Child support aims to preserve a child’s best interests by ensuring they have an acceptable standard of living throughout their childhood. More specifically, child support payments fund basic needs such as food, clothing, medical treatment, various educational expenses, and sometimes extracurricular activities, hobbies, and even personal entertainment.
While all child support payments are meant solely for the child in question’s benefits, the money is generally paid to the parent or guardian with primary physical custody as a matter of practicality. As a child support lawyer in Boca Raton could explain, the percentage of total support that a parent owes varies from case to case. This ratio is based on how much of both parents’ combined monthly income they account for, and the percentage of time they have physical custody over the child.

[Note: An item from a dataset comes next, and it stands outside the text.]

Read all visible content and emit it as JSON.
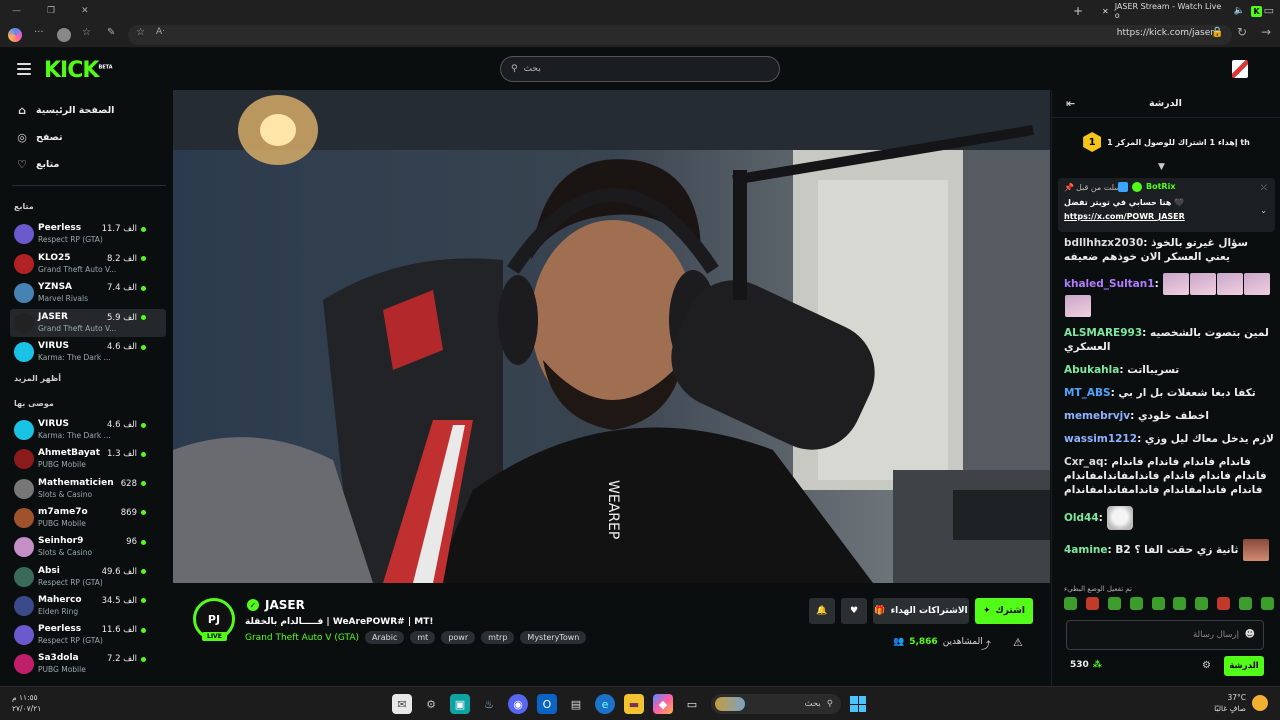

The child support guidelines for families in Florida—codified in Florida Statutes §61.30—serve as a starting point that may be adjusted as needed for each unique family. This section of state law includes a chart establishing specific amounts of child support owed by parents who make anywhere from $800 to $10,000 in combined monthly net income to anywhere from one to six children. Calculating essential child support obligations beyond either of those maximums is a more complicated task that a local attorney could explain in more detail as needed.
The guidelines define “income” to include wages or salary derived from employment and virtually every other means by which someone might take in money. This can include anything from commissions and bonuses, to retirement and pension payments, to various government benefits and court awards. If the court finds that someone is underemployed or unemployed with the specific intent of minimizing their child support obligations, the court may “impute” income onto that person and calculate their support payments accordingly.
All parents are required to support their children financially, regardless of whether they are in a relationship with their child’s other parent or separated from them. However, that does not necessarily mean you have to accept the amount of support a court imposes upon you—or your child’s other parent—without meaningfully advocating for your child’s rights and interests.
Assistance from a Boca Raton child support lawyer could make a massive difference in your ability to achieve the support order your family needs. Call today to learn more about what a dedicated member of our legal team could do for you.